Public Transit on the Sea to Sky Highway will probably happen slowly, but Squamish has been offered an opportunity to connect to the Public Transit network to our south. TransLink, the Transportation Authority in Metro Vancouver is conducting a Service Review of services offered on the North Shore.
Currently they offer frequent trips each day between Lions Bay, Caulfield Village and Horseshoe Bay, where transfers can be made to other buses. They also offer Commuter Transit from Lions Bay to Downtown Vancouver from Monday to Friday.
It has been proposed that the Commuter service be extended to Squamish and include the communities of Britannia Beach and Furry Creek.

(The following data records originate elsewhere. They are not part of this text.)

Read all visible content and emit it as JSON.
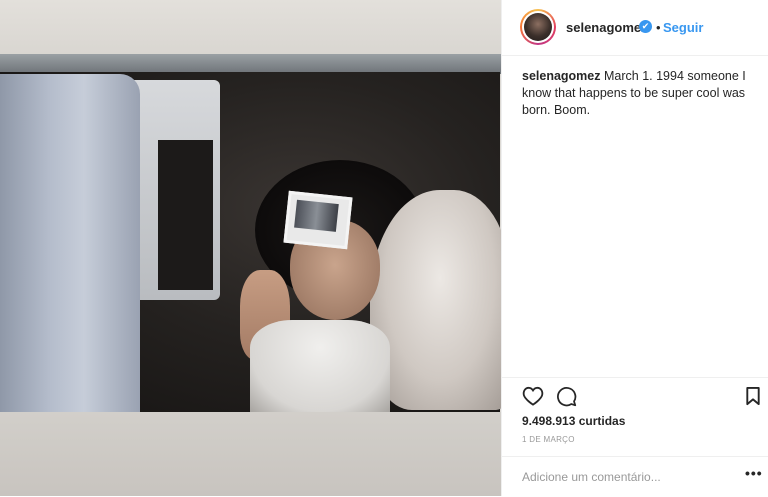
{
  "post": {
    "image_alt_objects": [
      "jeans",
      "window",
      "hair",
      "face",
      "polaroid",
      "fur",
      "shirt",
      "hand"
    ]
  },
  "header": {
    "username": "selenagomez",
    "verified_glyph": "✔",
    "separator": "•",
    "follow_label": "Seguir"
  },
  "caption": {
    "username": "selenagomez",
    "text": "March 1. 1994 someone I know that happens to be super cool was born. Boom."
  },
  "actions": {
    "icons": [
      "heart-icon",
      "comment-icon",
      "bookmark-icon"
    ]
  },
  "stats": {
    "likes": "9.498.913 curtidas",
    "date": "1 de março"
  },
  "comment": {
    "placeholder": "Adicione um comentário...",
    "more_label": "•••"
  },
  "colors": {
    "accent": "#3897f0",
    "text": "#262626",
    "muted": "#999999",
    "border": "#efefef"
  }
}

In February, TransLink conducted public workshops in West Vancouver and North Vancouver. Support for the proposed extension to Squamish was overwhelming in both communities.
There were people from Lions Bay and Squamish at both of these meetings who met with a great deal of support from residents of the North Shore.
This phase of the review process ends on March 9. Information from the Public meetings and other community input will be studied and included in a report which will be used to guide the next phase. Everyone who wants to comment on this proposal should contact TransLink and the District of Squamish.
The commuter service to Metro Vancouver has the potential to remove many of the early morning and early evening cars from the Sea to Sky Highway.
In addition to reducing congestion, fuel consumption and pollution on the Highway, it is seen as a means to provide additional options to others who have to travel to Metro Vancouver.
Many of the regular commuters may find that being able to read or rest while on the bus allows them to use travel time for many things that can’t be done when driving.
For others, the route passes through the bus stops at Park Royal Mall and it will be easier to connect with buses to and from Lions Gate Hospital. This is currently a very awkward process, with two highway crossings, since the Greyhound does not stop where easy transfers can be made.
Extension of the weekday service is not seen as joining TransLink. It would be a service provided in co-operation with another region. The West Coast Express service from Mission was given as a similar example.
At the moment there is very limited private bus service linking Squamish to Metro Vancouver. The rails and steamships are gone. Most people see very little option but to drive. Commuter Transit could be one more option for the 1500 commuters living between Squamish and Lions Bay.
It could also be a vital link with medical services, court appearances, government services and social needs. It could allow Squamish students to attend Capilano University, UBC or SFU without having to drive there.
If enough public support is shown, initial talks will have to be between TransLink and the District of Squamish. Since Britannia Beach and Furry Creek are within the Squamish-Lillooet Regional District, the SLRD will also need to be involved.
With BC Transit being the Provincial organization providing the existing Transit in the SLRD, they too will be involved.
For now, open discussion and a show of support from the public will be needed to provide the incentive for the Municipality, Regional District, Provincial Government and TransLink to begin talks.
Most of these groups will be represented at the AGM and Conference of the Lower Mainland Local Government Association (LMLGA) in Whistler this May.
Perhaps transportation to the event can be provided by TransLink, providing an opportunity for participants to discuss the proposal while someone else does the driving.